Sumdog have planned their biggest ever national maths contest to bring in the holiday season – it starts Friday 5th December.
The prize for the winning class is an iPad and every student who plays in the Holiday Contest will receive festive outfits for their on-screen avatar: Santa, snowman and reindeer! Teachers can enter here.
Genius Hour is inspired by Google’s 20% time, in which a fifth of a Google employee’s week is dedicated to self directed and innovative personal projects. Adopted in the classroom this concept is an hour in which children research, document and present their ideas about a chosen ‘passion project’. This is a great way for pupils to become familiar with content creation apps for sharing their learning, whilst applying literacy skills in a new context. Find out more here.
One way of facilitating Genius Hour is to visit DIY.org a website which encourages children to complete challenges using skills from scientific inquiry to code. Pupils can learn from others’ approaches and earn recognition for their efforts in the form of online virtual badges. For more ideas about how to incorporate DIY.org and Genius Hour in the classroom click here.
Computing at School Scotland are holding their annual conference at Edinburgh Napier University on Saturday 22nd November 2014.
This will be a great opportunity to learn new skills and make connections with colleagues who are successfully embedding skills in Computing Science in the classroom. For more details and how to book on the course see the flier from CASS.
Sumdog’s free maths contest is back for Edinburgh schools on Friday 21st November and will run until the following Thursday.
This year you register as a whole class and compete against other classes across the city. Pupils who answer at least 100 questions will be given new legendary rewards. The contest takes around an hour and can be completed at school or home.
In order to join in the fun, teachers can register here. For further information contact firstname.lastname@example.org
Digital Leaders are a group of pupils who support the use and development of ICT in school. The group can vary in size and be made up of children of any age (usually upper pupils in primary schools). The roles of the members may include the following:
- Contribute to the school website
- Blog on behalf of the school, individual classes or clubs
- Share their ICT skills with classes, pupils and teachers
- Heighten the profile of digital safety running whole school competitions etc
- Lead lunchtime ICT clubs
- Share up to date resources with staff i.e. app of the week, websites and creative apps
- Share troubleshooting tips for iPad users
- Carry out iPad house keeping duties i.e. clearing camera rolls at the end of term
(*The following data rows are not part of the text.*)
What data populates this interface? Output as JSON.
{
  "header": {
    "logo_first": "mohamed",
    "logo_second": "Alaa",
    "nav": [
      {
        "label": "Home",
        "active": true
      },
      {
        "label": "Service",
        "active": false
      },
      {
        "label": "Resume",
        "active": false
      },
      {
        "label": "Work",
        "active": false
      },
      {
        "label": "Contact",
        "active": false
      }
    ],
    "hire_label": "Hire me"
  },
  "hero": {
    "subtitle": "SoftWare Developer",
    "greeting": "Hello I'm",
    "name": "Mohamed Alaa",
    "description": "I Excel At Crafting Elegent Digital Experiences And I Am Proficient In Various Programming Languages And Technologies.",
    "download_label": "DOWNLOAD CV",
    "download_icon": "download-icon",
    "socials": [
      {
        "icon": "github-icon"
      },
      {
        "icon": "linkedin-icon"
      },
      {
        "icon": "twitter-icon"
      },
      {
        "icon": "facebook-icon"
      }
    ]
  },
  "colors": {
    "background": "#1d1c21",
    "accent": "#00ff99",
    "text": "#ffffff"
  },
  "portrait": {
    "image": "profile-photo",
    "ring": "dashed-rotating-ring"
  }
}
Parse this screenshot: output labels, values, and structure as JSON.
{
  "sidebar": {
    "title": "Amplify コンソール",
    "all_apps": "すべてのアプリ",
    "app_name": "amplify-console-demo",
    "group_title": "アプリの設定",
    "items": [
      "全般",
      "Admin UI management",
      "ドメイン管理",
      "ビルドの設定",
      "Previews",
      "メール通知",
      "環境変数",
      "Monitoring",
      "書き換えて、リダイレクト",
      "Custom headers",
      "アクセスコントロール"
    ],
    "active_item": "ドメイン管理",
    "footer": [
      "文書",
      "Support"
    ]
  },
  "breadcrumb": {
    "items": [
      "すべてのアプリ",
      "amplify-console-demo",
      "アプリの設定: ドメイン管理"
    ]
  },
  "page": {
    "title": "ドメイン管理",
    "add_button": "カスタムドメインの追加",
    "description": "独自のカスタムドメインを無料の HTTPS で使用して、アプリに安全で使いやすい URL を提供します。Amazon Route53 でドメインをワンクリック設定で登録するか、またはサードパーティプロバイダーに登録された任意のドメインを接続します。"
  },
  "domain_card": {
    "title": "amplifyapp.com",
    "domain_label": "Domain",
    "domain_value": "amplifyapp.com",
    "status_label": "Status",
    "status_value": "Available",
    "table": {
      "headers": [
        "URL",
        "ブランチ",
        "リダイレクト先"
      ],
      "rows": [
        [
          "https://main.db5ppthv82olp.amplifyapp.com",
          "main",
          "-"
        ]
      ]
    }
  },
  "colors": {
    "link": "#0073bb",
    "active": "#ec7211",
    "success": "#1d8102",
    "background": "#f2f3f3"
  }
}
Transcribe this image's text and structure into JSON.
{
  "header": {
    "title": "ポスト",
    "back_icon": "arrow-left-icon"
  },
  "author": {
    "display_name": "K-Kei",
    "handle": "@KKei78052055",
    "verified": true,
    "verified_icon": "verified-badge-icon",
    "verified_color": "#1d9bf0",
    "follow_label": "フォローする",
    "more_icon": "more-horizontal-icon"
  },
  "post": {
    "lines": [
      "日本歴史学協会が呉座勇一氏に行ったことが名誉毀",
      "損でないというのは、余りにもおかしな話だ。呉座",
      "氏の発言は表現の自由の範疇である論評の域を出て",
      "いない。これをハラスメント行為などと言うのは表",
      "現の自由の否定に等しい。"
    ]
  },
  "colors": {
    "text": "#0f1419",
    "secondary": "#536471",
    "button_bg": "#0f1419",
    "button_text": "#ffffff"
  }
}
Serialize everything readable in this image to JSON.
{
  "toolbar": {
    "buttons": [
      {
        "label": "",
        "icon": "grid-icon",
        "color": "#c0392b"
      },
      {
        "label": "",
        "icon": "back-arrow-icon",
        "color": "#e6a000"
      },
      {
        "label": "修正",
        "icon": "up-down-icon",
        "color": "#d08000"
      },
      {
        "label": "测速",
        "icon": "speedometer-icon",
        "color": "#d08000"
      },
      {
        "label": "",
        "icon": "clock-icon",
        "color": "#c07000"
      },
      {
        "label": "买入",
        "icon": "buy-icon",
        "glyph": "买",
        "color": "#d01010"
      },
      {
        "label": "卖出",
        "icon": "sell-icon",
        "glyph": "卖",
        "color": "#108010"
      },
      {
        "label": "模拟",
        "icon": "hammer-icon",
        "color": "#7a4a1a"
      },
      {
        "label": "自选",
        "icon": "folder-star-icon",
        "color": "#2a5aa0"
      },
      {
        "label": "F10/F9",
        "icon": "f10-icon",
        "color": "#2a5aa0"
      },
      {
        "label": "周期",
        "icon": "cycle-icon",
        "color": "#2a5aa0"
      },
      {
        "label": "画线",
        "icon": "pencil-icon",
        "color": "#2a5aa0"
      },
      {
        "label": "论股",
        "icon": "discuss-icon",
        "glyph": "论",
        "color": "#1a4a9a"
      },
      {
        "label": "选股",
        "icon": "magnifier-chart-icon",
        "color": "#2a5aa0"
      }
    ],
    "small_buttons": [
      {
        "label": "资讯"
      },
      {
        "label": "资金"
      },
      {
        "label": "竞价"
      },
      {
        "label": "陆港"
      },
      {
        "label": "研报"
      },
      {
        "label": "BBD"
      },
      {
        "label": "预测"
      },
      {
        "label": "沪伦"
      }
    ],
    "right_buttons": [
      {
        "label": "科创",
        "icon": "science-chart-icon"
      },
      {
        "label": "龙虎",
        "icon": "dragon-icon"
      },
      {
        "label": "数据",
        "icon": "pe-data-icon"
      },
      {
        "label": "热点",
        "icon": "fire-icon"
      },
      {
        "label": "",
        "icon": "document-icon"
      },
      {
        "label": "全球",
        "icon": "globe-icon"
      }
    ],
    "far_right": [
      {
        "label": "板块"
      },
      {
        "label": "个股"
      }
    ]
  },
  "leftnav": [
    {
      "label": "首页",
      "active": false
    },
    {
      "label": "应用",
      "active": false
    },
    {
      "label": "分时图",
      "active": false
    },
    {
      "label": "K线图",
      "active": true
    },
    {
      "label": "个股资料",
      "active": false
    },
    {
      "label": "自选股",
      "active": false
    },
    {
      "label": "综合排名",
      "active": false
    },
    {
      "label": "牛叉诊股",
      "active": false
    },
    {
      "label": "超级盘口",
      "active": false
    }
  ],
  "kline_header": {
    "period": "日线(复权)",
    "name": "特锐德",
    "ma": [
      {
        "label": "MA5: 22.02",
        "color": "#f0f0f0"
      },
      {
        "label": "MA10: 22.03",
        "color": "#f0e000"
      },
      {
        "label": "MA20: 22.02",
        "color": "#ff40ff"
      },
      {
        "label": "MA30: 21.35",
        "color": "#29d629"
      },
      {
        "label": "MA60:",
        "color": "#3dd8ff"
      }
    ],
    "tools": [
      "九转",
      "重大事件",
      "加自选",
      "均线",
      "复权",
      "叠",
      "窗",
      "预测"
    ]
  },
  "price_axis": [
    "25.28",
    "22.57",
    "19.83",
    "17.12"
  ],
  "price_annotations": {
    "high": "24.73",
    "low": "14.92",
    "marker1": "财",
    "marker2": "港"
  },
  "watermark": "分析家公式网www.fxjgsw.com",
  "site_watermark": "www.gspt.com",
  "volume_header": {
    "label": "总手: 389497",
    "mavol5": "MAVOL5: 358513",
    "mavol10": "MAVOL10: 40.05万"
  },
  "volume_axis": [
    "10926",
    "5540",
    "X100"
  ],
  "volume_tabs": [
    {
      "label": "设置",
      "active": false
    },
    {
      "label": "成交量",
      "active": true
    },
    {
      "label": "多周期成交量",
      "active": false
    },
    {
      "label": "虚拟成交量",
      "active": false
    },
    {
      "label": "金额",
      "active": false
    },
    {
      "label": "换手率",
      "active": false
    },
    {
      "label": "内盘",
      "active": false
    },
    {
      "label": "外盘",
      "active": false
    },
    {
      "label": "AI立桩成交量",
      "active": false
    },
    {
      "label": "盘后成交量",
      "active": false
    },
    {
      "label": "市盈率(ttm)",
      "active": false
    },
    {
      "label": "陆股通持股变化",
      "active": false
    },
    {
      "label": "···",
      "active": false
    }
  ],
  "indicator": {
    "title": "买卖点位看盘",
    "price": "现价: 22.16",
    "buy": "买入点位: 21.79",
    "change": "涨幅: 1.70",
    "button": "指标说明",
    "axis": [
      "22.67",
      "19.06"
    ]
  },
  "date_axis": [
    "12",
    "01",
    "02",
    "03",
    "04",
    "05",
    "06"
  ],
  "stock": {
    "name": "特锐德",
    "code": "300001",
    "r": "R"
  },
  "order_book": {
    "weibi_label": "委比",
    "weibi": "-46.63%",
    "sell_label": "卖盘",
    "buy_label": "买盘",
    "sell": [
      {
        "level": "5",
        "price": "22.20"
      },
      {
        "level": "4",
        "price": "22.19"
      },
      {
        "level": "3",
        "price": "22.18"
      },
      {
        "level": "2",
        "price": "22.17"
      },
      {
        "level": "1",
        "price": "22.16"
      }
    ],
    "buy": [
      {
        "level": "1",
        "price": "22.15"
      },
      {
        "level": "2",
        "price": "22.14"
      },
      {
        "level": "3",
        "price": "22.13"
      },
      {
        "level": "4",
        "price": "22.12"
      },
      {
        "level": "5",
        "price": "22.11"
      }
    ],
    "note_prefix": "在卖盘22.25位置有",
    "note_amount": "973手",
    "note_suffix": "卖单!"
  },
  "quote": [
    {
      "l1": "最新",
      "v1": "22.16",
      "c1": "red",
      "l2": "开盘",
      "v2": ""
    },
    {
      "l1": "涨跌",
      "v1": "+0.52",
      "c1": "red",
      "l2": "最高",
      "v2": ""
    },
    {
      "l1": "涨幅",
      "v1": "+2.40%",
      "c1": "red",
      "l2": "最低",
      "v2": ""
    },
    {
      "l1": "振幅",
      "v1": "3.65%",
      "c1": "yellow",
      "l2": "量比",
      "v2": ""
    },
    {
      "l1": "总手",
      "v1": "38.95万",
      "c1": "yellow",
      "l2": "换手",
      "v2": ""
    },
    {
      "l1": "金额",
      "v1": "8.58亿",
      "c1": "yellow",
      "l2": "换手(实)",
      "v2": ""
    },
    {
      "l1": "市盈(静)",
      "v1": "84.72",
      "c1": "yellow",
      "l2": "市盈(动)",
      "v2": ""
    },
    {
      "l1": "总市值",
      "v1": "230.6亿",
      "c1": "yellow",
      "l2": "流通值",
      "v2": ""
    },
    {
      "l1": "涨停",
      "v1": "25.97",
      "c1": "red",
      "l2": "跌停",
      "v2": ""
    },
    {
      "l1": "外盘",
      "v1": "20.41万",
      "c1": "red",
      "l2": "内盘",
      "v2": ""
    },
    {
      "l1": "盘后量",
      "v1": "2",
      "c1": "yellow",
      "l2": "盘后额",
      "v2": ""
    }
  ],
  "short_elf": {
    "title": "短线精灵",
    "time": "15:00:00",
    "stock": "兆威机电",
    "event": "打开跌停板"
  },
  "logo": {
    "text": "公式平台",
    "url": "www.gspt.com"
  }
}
With a growing number of iPads, pupils at Clermiston Primary have formed a Digital Leaders team. They applied and interviewed for the job and are supported by a teacher who helps them with the organisation of tasks, ensures members have relevant skills and meets regularly with the team. Suzanne Gilhooley, PT at Clermiston, used resources created by the National Grid for Learning Wales to help get the team up and running.
Download the Digital Leaders Pack to help your school set up a team. It includes information about the roles of Digital Leaders, how to get started, application forms and links to further resources. This is an excellent way to involve pupils in the whole school ICT strategy, develop pupil voice and skills for life and work.
Following on from the success of Programming for Primaries Week 2014 ComputerXplorers are running this initiative again in 2015. In addition they are offering free app programming sessions for primary school children and a free programming CPD session for primary school teaching staff. The week will run from January 26th to 1st February 2015. Click here for more information about the project and how to register.
Augmented Reality (AR) is technology which superimposes digitally generated information on to the user’s view of reality, this may take the form of a video, 2D or 3D image etc. AR works well with the iPad and a number of apps have been created which can be used creatively in teaching and learning, here are just a few examples.
The award-winning company, AR Flashcards, has created free flashcards which can be downloaded from the website. Once downloaded the app is used to scan the cards or ‘triggers’ to reveal a 3D image. There are two sets of free cards including the alphabet and dinosaurs. Once scanned, touching the image on-screen causes the letter/dinosaur’s name to be read out. Multiple cards can be viewed simultaneously allowing the alphabet to be used for letter recognition, ordering and the spelling of short words such as CVC/CVVC and sight words.
Chromville is a great, free AR app. There are five worlds on Planet Chromville, each with different themes. Currently there is one chapter (picture) for each world which, once coloured in, could act as a stimulus for both storytelling and creative writing. There are also customisable characters, which once personalised, could stimulate individual or collaborative digital storytelling.
Phonic Tricksters is a great app for consolidating and assessing knowledge of phonics in a fun and interactive way. Children will love chasing the Tricksters, who have stolen phonemes, around the room. In order to progress to the next stage they must identify the phoneme with a matching word. This app is free to trial and requires an in app purchase of 69p to unlock all the Tricksters.
Other interesting AR apps created by PBS Kids include Fetch! Lunch Rush, which practices addition to 20 and Cyberchase 3D Builder which, designed for 6-9 year olds, practices problem solving with 2D and 3D shape.